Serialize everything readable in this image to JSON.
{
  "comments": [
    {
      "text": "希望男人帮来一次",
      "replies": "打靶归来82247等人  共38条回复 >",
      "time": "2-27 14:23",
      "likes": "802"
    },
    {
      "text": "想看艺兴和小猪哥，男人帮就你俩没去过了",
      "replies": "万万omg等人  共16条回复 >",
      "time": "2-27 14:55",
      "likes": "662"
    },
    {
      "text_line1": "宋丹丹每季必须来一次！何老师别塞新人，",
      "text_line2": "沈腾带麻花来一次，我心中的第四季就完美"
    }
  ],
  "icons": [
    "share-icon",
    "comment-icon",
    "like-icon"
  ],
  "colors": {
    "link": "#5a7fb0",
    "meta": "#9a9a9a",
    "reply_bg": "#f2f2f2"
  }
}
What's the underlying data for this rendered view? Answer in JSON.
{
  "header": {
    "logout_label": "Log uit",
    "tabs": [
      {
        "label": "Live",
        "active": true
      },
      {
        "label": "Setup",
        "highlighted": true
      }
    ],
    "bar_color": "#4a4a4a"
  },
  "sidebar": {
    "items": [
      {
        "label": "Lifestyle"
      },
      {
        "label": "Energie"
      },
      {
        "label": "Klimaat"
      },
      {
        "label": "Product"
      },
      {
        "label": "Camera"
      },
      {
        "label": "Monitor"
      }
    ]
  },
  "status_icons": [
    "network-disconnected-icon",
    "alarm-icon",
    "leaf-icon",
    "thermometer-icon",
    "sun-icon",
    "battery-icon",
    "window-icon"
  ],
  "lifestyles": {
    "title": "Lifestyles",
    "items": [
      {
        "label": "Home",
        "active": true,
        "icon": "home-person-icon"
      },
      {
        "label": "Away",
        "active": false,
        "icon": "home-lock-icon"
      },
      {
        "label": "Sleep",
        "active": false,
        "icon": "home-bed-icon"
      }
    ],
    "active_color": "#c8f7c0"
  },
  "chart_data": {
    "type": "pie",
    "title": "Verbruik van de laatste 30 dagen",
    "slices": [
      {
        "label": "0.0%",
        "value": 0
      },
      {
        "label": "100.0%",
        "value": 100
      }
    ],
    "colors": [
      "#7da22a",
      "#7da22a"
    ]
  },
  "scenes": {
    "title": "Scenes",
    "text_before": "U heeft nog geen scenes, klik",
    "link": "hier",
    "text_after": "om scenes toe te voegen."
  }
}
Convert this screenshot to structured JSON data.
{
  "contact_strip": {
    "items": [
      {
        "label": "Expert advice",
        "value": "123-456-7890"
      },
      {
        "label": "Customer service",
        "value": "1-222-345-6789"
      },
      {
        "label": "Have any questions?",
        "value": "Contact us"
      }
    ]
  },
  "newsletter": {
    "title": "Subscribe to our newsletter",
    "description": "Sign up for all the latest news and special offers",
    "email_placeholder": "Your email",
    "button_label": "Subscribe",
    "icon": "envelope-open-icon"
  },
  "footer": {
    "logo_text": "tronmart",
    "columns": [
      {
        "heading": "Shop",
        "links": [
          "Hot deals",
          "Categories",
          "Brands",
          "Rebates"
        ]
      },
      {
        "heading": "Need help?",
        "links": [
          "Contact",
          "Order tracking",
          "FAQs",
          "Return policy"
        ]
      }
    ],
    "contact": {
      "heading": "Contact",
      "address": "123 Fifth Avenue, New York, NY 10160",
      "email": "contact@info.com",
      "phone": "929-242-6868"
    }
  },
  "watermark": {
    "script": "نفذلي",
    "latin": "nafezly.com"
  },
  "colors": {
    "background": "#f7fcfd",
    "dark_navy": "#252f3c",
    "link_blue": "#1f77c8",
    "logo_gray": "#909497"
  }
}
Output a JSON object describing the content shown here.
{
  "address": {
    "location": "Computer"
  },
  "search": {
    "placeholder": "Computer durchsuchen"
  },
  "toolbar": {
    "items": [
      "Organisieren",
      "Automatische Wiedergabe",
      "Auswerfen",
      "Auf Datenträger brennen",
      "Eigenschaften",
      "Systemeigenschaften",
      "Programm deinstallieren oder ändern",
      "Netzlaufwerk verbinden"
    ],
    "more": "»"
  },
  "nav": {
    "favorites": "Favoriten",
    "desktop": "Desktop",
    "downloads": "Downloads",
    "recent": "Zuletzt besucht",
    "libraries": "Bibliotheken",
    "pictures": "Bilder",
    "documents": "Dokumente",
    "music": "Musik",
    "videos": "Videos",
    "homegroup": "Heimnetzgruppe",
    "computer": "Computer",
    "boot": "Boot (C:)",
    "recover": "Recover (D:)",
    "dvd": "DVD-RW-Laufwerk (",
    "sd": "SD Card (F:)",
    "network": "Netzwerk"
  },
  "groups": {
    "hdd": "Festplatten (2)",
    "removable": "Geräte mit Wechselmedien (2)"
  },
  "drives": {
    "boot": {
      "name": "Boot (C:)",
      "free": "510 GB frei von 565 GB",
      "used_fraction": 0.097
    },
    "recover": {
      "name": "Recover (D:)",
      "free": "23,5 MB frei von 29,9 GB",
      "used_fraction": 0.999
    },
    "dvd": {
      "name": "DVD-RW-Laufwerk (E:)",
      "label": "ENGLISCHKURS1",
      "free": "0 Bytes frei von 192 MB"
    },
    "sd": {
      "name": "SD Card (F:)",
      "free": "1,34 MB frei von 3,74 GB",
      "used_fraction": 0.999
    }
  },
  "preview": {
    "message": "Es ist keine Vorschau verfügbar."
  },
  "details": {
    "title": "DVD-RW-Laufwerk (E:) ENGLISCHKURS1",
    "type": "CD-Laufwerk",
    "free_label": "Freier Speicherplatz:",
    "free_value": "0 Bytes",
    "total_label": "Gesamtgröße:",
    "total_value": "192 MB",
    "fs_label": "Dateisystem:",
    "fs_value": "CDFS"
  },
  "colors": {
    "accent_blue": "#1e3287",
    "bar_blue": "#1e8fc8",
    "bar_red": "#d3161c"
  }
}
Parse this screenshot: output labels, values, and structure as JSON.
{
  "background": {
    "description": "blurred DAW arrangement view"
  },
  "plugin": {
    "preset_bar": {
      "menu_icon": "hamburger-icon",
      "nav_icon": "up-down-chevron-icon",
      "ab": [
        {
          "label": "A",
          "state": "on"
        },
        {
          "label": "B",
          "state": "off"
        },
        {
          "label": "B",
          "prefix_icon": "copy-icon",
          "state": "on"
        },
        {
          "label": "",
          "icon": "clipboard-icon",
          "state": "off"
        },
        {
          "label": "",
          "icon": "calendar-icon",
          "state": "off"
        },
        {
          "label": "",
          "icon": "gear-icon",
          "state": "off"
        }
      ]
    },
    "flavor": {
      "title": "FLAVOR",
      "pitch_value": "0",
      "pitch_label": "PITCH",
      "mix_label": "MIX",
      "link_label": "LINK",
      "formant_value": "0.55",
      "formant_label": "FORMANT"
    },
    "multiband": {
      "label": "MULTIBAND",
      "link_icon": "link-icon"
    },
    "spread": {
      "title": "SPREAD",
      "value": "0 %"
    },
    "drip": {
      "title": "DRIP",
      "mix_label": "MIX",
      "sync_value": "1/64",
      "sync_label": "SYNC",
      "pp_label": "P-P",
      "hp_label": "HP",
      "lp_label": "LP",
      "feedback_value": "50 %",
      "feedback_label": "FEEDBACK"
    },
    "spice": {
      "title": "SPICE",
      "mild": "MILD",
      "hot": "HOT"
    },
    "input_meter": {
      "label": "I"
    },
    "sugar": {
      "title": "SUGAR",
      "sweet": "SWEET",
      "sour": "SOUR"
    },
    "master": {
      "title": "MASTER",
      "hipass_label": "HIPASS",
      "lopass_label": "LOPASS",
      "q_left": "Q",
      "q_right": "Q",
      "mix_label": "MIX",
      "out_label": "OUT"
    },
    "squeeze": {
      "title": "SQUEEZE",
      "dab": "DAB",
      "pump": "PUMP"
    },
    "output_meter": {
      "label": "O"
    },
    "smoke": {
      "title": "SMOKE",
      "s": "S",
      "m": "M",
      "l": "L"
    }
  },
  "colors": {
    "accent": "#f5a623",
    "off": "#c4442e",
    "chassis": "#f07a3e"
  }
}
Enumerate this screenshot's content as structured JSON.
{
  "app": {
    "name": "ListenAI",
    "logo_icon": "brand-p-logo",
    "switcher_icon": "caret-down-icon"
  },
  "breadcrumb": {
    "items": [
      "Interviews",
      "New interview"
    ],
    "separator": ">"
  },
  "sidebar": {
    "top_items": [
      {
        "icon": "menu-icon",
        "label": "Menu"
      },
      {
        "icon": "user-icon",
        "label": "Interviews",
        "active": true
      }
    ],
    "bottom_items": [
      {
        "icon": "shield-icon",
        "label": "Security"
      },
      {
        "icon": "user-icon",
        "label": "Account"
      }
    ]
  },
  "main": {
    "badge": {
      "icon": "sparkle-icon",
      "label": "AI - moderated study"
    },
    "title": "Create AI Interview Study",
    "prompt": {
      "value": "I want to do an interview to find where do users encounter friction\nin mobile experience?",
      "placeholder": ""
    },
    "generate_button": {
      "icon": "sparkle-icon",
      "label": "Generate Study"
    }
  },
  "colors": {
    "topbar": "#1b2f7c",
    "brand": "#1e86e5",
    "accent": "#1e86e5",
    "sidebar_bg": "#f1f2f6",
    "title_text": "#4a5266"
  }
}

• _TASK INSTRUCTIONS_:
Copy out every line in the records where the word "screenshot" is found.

• _ANSWER_:
Convert this screenshot to structured JSON data.
Parse this screenshot: output labels, values, and structure as JSON.
Enumerate this screenshot's content as structured JSON.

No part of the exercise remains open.